─── Dataset records ───

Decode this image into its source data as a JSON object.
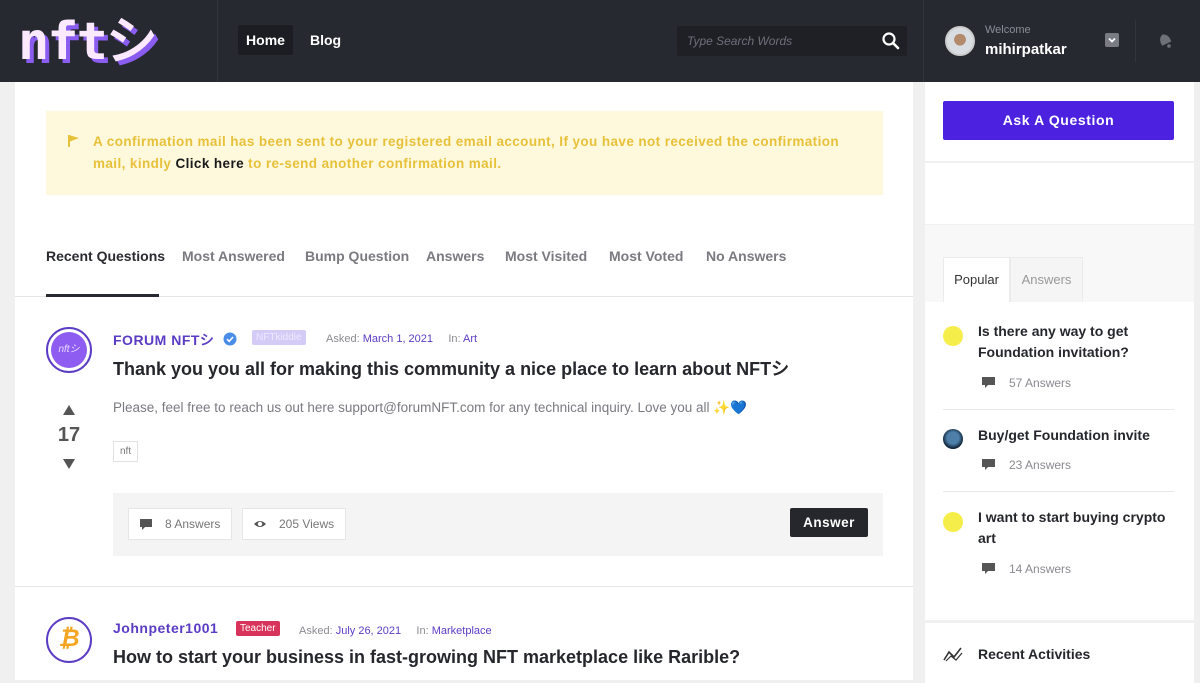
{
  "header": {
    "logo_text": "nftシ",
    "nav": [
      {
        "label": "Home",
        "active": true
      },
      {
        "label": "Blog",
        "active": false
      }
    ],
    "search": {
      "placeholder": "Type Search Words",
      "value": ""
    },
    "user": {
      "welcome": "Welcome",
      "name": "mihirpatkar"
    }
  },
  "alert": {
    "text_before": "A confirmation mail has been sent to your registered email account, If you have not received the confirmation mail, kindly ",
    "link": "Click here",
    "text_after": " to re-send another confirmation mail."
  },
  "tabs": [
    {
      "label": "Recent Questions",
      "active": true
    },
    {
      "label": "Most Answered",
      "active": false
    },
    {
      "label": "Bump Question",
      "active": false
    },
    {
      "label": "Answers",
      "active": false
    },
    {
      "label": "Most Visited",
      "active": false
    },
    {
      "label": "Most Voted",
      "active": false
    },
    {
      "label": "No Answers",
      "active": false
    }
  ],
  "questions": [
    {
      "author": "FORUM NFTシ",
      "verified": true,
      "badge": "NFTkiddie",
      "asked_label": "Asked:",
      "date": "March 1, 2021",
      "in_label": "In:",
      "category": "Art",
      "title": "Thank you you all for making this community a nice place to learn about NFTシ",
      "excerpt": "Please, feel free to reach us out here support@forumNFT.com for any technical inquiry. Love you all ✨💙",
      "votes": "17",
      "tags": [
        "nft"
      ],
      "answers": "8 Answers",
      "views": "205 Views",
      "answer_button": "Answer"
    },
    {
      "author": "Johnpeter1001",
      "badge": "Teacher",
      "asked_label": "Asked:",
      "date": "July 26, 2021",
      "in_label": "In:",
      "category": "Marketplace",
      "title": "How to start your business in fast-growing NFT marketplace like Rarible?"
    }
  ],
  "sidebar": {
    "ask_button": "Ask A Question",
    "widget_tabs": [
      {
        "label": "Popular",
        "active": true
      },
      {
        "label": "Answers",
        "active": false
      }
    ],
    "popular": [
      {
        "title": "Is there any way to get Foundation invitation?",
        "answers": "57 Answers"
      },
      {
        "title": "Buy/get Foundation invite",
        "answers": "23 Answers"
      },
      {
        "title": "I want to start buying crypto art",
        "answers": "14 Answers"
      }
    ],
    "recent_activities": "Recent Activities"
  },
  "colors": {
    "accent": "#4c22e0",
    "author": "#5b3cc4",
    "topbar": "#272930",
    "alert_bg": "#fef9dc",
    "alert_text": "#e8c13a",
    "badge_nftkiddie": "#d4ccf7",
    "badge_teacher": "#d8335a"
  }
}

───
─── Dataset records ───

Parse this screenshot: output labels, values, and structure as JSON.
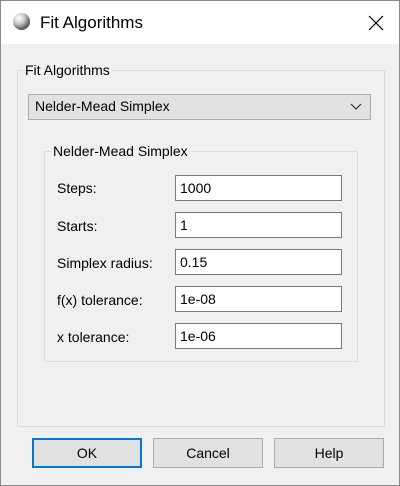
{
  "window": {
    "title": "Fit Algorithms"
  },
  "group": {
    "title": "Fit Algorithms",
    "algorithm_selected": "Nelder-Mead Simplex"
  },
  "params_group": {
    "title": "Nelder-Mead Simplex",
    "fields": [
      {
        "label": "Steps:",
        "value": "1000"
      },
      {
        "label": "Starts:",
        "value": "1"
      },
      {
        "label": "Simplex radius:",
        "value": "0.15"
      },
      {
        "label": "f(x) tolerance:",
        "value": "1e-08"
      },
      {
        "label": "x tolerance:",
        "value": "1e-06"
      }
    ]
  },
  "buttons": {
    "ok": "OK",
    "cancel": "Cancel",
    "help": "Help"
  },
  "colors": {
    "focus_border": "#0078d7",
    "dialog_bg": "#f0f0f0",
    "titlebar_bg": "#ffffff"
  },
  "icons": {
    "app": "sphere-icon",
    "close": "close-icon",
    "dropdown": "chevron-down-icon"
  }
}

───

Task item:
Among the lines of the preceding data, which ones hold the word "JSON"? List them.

Task result:
Decode this image into its source data as a JSON object.
Parse this screenshot: output labels, values, and structure as JSON.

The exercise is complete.